The prospective area has not been explored adequately. Many high-potential areas are indicated by the geology and extent of exploration, particularly in parts of Alaska, California, Colorado, Louisiana, Mississippi, Montana, New Mexico, North Dakota, Oklahoma, Texas, Utah, and Wyoming, and in parts of the offshore of Alaska, California, Louisiana, and Texas. The prospective Atlantic, Florida, and Alaska continental shelves, and the entire continental slope, barely have been touched by drilling, and other prospective areas and depths on land and the continental shelf remain largely unexplored.
Estimates of potential crude oil reserves of the basinal area only, exclusive of known reserves, range from 227 to 436 billion bbl of original oil in place. The potential probably exceeds the mean of 332 billion bbl. Approximately 32 percent of the oil in place would be recoverable at known rates of recovery. Ultimately, the rate of recovery may reach 60 percent.
Estimates of potential natural gas reserves exclusive of known reserves range from 595 to 1,227 trillion cu ft of recoverable natural gas. The gas potential also probably exceeds the mean of 911 trillion cu ft.
The ultimate petroleum potential of the United States, including known reserves, may exceed 432 billion bbl of crude oil, 1,543 trillion cu ft of natural gas, and 49 billion bbl of natural gas liquids.

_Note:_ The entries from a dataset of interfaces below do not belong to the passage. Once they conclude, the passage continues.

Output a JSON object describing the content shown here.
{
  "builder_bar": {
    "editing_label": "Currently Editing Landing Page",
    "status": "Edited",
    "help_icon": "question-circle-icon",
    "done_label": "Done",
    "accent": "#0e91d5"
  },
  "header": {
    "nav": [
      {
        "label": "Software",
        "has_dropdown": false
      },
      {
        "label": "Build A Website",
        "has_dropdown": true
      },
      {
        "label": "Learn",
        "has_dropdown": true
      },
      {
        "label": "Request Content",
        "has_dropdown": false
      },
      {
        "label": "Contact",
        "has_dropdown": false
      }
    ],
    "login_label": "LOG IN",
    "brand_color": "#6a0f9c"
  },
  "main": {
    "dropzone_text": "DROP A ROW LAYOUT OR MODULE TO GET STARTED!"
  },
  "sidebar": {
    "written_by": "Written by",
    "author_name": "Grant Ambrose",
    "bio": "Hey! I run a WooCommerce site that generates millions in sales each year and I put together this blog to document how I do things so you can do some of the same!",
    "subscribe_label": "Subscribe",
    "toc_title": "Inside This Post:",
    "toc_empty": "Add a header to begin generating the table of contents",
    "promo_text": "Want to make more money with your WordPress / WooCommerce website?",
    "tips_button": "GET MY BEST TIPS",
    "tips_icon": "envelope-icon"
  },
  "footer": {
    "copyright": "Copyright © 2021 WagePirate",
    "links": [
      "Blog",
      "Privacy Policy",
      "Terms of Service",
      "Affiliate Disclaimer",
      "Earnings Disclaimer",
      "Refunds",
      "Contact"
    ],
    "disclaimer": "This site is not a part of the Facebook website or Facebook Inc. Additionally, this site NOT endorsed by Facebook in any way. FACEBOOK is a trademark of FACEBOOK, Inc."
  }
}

Finding and developing the large petroleum potential will require a great amount of drilling because a significant percentage of the visualized undiscovered crude oil and natural gas is in stratigraphic traps, combination stratigraphic and structural traps, reefs, and complex structural situations. Estimates of future domestic demand call for accelerated exploration. To the extent that policies of industry and government militate against accelerated exploration, particularly drilling, a high percentage of the petroleum resources of the United States will not be reduced to possession.